**AIM OF THE EXERCISE:**
When you spot the word "Rename" in a line of the data below, copy that line.

**DATA:**
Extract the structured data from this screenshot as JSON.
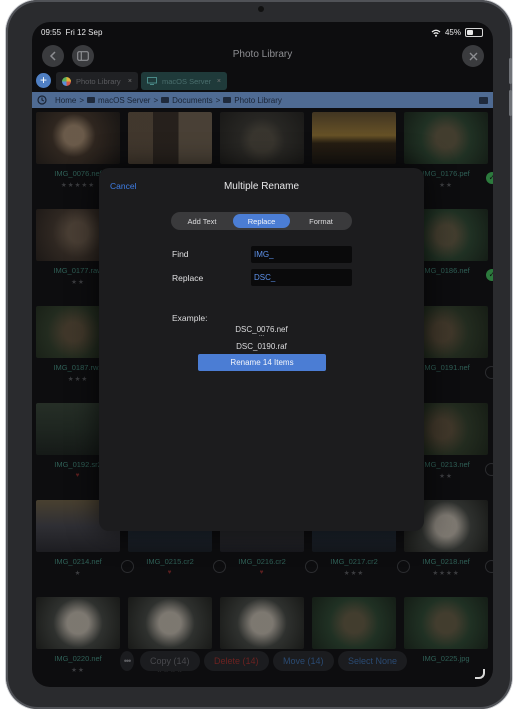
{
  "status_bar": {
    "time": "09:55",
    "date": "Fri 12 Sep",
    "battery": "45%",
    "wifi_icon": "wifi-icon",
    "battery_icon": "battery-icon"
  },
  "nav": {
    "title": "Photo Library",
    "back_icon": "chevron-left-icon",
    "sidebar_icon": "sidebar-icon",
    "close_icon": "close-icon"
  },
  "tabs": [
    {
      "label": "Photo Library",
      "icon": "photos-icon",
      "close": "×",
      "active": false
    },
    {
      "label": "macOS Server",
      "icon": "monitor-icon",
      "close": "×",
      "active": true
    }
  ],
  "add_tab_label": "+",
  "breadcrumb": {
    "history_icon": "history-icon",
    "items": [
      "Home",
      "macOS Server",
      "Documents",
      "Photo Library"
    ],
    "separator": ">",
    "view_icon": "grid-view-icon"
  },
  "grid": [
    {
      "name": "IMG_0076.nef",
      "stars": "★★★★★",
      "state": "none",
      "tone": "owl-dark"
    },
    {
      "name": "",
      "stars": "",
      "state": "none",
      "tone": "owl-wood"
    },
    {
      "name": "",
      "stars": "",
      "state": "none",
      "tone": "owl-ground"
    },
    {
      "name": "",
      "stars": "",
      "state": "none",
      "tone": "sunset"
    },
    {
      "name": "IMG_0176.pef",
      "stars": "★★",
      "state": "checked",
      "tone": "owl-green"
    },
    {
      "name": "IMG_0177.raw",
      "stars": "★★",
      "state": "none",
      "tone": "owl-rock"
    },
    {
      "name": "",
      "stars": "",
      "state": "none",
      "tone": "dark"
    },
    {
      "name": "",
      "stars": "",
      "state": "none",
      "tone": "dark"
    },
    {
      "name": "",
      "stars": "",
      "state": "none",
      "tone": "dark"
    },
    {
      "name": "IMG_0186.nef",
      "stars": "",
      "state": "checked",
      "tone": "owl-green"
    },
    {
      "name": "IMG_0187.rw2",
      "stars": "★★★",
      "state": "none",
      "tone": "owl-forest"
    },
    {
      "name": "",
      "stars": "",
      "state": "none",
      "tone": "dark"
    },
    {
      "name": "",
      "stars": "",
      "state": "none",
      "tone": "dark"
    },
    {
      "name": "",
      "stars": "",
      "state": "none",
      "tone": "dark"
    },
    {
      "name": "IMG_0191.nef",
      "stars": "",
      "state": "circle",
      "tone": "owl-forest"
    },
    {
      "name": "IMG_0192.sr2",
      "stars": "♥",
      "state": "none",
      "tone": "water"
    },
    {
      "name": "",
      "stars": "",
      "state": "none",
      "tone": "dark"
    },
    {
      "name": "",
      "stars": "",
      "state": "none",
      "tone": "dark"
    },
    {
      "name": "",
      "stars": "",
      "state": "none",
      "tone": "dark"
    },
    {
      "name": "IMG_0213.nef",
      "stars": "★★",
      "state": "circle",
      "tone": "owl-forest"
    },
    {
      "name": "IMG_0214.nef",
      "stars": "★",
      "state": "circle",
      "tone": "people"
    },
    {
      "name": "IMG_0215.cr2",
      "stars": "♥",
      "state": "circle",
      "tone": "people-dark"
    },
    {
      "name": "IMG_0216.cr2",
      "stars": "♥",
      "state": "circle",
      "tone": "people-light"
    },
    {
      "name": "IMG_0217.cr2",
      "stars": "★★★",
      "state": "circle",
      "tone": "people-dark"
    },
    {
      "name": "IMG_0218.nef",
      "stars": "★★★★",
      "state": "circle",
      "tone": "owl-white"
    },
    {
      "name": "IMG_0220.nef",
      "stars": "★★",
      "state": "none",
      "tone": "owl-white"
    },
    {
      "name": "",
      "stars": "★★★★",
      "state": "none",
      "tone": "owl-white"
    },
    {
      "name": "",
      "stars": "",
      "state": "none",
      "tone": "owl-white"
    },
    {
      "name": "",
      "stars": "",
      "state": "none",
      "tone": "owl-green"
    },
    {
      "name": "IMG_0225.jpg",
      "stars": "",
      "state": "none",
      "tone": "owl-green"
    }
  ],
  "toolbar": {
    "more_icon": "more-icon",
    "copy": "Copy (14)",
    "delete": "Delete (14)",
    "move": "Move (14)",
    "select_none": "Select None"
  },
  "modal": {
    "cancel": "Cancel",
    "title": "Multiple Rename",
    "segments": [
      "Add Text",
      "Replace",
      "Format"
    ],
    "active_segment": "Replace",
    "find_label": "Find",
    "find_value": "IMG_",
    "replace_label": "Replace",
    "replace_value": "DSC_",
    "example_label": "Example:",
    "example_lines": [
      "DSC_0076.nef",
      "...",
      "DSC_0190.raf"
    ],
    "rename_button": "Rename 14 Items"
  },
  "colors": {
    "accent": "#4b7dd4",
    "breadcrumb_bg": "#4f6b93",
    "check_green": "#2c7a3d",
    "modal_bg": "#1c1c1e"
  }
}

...

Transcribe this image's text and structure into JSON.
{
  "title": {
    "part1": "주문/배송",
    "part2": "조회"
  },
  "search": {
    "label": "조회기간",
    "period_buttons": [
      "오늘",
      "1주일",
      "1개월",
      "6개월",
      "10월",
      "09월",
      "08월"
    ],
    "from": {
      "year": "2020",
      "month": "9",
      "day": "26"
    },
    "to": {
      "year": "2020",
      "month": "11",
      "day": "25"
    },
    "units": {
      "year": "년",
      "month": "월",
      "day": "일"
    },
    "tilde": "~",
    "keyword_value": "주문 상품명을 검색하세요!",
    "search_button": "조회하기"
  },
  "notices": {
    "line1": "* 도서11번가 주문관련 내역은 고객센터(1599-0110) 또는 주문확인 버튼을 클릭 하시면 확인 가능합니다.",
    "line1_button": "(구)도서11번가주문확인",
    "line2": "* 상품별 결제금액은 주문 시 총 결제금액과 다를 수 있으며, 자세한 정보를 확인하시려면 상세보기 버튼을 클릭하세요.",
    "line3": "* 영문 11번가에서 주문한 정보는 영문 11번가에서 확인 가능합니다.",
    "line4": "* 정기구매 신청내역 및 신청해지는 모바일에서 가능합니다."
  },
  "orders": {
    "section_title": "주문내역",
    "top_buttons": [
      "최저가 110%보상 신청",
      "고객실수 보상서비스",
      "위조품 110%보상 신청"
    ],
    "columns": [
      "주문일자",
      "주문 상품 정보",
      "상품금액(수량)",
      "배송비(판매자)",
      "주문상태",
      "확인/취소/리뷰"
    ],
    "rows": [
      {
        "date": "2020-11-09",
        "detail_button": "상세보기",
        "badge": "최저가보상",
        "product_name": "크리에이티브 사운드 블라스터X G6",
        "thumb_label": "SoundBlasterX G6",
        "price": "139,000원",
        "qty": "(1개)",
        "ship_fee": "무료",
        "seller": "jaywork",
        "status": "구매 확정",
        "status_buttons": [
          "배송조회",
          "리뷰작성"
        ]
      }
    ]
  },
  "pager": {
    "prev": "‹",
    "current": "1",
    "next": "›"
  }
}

**SOLUTION FOR THIS TASK:**
    "title": "Multiple Rename",
    "rename_button": "Rename 14 Items"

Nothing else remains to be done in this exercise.